• _Stored data_
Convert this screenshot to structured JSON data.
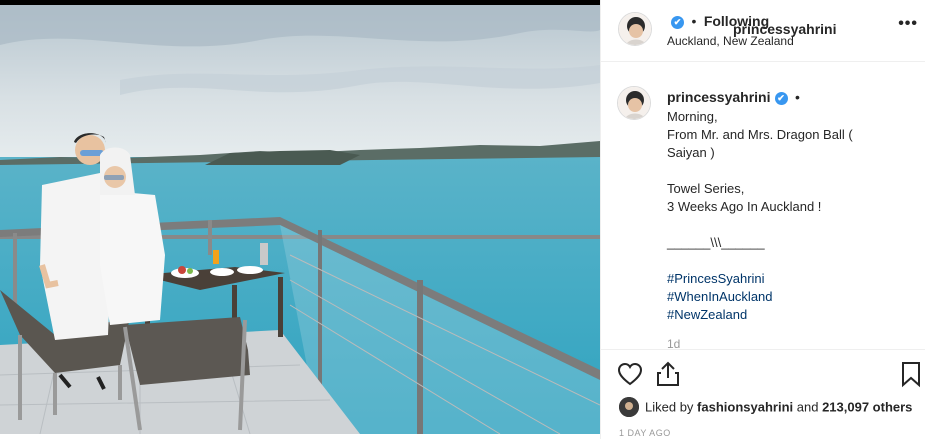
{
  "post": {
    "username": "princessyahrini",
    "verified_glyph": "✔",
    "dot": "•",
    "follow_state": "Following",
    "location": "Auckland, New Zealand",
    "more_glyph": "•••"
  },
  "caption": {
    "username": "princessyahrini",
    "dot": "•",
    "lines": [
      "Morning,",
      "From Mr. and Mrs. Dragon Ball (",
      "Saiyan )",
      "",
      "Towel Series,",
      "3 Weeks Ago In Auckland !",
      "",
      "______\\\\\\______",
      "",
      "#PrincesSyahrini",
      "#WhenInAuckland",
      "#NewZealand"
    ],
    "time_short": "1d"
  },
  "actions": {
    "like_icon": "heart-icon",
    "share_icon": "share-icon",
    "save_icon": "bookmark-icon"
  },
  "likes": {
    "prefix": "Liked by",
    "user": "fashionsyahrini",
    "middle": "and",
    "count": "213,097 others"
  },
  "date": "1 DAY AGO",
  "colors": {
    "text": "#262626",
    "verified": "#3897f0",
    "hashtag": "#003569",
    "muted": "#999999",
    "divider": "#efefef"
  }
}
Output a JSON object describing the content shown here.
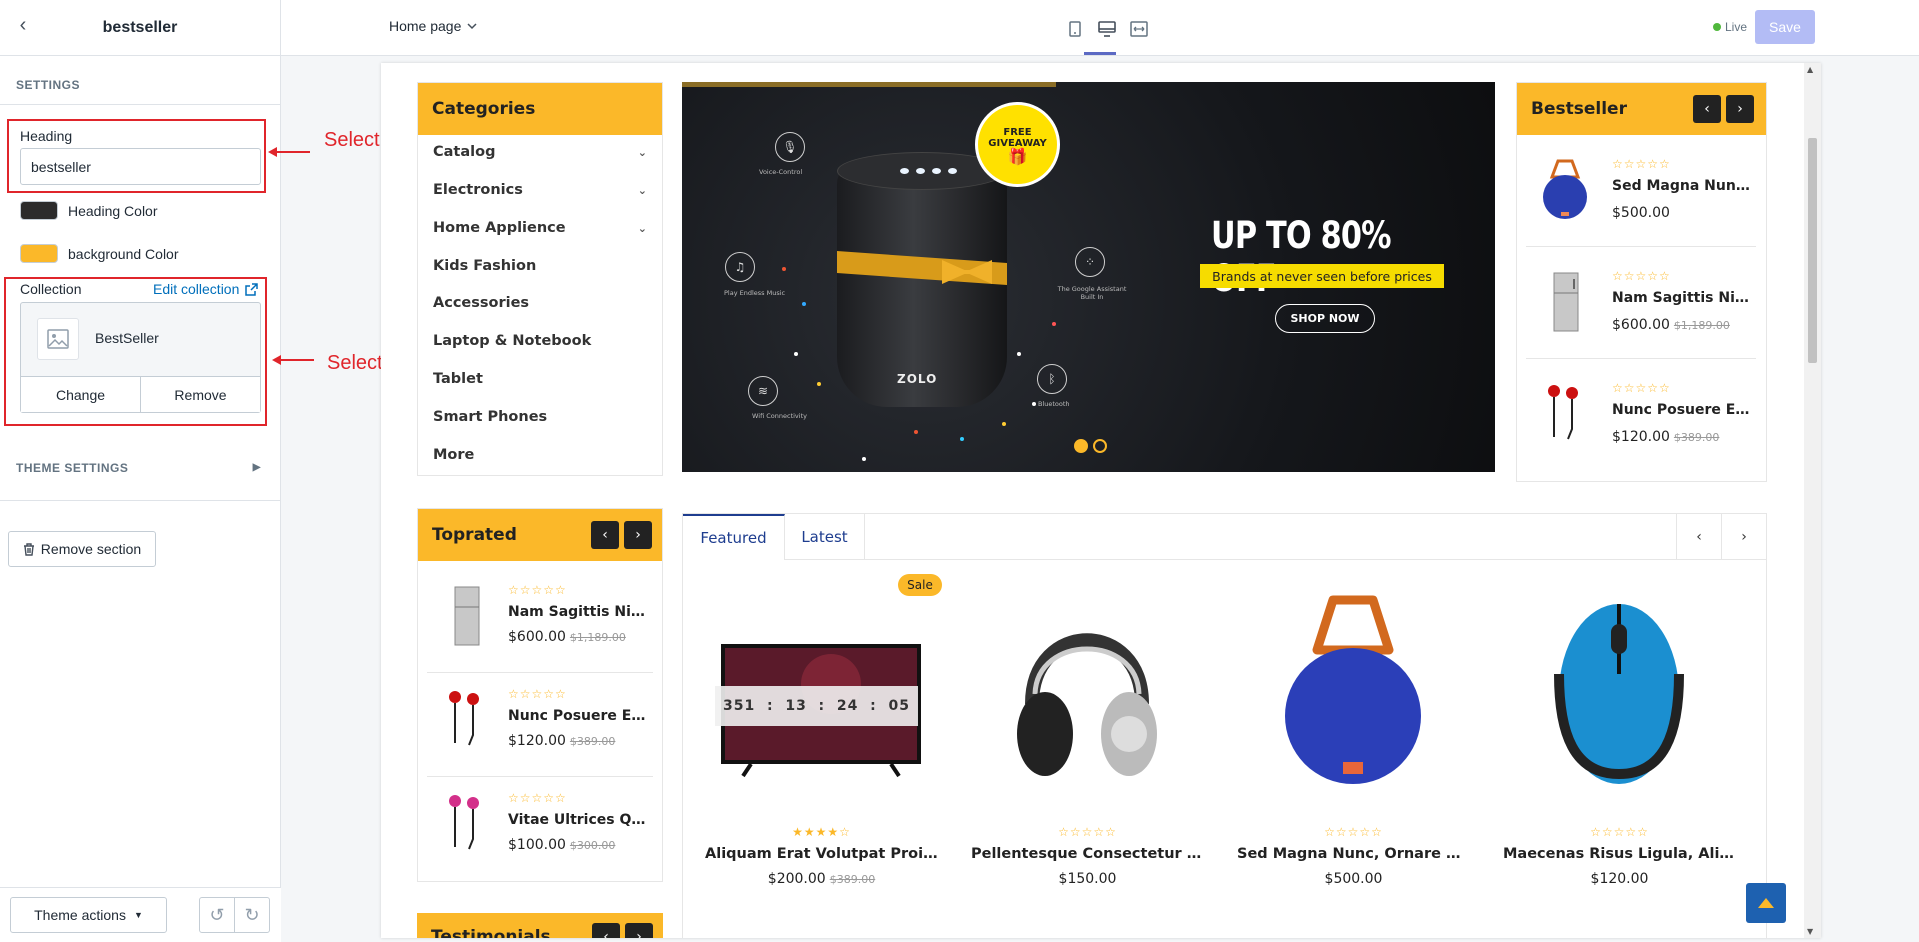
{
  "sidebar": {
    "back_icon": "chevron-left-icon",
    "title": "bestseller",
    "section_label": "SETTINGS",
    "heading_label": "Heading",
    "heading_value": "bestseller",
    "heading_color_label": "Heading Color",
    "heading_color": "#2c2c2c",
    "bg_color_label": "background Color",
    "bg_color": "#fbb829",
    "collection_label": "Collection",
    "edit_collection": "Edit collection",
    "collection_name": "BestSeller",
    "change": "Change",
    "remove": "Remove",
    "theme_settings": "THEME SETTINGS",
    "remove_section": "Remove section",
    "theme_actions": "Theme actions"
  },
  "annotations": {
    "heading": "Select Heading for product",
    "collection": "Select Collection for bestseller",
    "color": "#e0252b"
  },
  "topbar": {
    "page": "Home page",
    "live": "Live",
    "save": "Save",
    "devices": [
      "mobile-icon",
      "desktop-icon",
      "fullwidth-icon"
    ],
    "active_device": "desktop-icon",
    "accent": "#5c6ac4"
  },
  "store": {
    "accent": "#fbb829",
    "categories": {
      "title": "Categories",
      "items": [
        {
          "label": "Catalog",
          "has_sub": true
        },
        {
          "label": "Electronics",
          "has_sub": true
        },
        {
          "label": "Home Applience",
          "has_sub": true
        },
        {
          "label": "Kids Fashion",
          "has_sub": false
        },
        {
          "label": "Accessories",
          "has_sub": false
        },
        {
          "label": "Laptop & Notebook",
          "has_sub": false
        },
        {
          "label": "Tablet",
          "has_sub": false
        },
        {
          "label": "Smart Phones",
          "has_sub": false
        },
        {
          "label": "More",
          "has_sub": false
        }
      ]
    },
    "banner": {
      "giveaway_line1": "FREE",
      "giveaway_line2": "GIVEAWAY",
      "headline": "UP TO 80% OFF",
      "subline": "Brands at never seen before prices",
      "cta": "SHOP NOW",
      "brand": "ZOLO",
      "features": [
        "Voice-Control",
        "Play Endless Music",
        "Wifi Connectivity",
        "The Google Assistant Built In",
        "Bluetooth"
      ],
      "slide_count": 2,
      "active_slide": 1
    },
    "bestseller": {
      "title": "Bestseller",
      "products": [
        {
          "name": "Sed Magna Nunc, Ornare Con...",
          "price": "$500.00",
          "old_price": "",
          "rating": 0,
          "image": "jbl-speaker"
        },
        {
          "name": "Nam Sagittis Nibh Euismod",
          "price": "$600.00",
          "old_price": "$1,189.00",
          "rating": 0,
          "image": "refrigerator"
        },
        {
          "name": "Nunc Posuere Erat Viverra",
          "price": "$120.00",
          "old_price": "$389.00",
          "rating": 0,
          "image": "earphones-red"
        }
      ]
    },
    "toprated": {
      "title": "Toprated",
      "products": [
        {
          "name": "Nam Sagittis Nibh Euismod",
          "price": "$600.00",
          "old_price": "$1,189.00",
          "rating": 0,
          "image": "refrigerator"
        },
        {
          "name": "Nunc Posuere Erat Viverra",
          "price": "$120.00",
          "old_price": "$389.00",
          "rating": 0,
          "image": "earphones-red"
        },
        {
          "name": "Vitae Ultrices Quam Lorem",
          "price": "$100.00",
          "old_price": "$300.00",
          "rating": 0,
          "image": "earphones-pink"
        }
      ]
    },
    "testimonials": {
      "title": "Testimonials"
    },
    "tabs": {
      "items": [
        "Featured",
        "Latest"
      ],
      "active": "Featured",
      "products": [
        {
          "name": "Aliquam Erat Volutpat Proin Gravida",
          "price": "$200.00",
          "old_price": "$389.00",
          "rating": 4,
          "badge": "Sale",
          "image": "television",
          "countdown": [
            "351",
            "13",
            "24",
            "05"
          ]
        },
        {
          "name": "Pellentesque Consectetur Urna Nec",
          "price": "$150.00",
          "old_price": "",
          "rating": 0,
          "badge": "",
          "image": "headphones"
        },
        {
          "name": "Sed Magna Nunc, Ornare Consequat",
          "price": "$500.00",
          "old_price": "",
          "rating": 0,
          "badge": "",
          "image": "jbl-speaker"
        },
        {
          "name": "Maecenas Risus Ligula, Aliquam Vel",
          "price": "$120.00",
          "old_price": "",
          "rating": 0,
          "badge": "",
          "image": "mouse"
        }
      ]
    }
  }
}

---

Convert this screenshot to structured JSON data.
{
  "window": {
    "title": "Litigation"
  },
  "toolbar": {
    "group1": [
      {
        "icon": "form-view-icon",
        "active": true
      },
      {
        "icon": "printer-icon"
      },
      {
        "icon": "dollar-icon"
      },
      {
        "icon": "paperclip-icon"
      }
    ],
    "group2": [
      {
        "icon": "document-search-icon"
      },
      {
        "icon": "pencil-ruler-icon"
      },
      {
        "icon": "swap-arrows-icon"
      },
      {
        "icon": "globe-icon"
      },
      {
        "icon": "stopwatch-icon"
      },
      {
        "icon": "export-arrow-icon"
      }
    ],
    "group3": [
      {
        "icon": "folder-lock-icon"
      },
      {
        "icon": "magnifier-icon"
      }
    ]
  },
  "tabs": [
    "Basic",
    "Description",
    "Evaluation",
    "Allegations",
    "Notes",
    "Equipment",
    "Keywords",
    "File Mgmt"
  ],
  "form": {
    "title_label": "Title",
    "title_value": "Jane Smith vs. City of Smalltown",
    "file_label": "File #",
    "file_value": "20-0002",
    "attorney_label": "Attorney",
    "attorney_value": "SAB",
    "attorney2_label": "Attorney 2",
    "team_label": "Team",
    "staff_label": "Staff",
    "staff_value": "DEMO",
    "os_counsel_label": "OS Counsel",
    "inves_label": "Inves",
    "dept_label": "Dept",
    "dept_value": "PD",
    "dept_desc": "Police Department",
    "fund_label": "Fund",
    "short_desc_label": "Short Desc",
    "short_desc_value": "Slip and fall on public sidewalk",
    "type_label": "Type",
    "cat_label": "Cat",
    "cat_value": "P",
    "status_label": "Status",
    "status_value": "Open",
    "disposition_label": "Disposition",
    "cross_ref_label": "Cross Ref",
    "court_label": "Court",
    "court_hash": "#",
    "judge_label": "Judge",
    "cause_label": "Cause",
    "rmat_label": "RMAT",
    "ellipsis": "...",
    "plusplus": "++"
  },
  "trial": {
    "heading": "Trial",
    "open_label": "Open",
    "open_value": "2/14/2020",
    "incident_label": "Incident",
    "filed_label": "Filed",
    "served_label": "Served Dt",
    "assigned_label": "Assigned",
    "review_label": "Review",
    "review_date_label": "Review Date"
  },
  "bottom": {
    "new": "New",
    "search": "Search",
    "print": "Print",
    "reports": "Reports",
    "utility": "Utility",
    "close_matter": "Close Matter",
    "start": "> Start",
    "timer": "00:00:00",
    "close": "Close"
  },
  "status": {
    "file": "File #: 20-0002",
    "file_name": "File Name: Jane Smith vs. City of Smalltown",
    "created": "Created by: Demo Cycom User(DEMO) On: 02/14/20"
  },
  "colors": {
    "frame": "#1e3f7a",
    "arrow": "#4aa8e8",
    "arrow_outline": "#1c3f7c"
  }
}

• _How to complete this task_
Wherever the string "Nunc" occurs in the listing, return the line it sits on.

• _Completed exercise_
          "name": "Sed Magna Nunc, Ornare Con...",
          "name": "Nunc Posuere Erat Viverra",
          "name": "Nunc Posuere Erat Viverra",
          "name": "Sed Magna Nunc, Ornare Consequat",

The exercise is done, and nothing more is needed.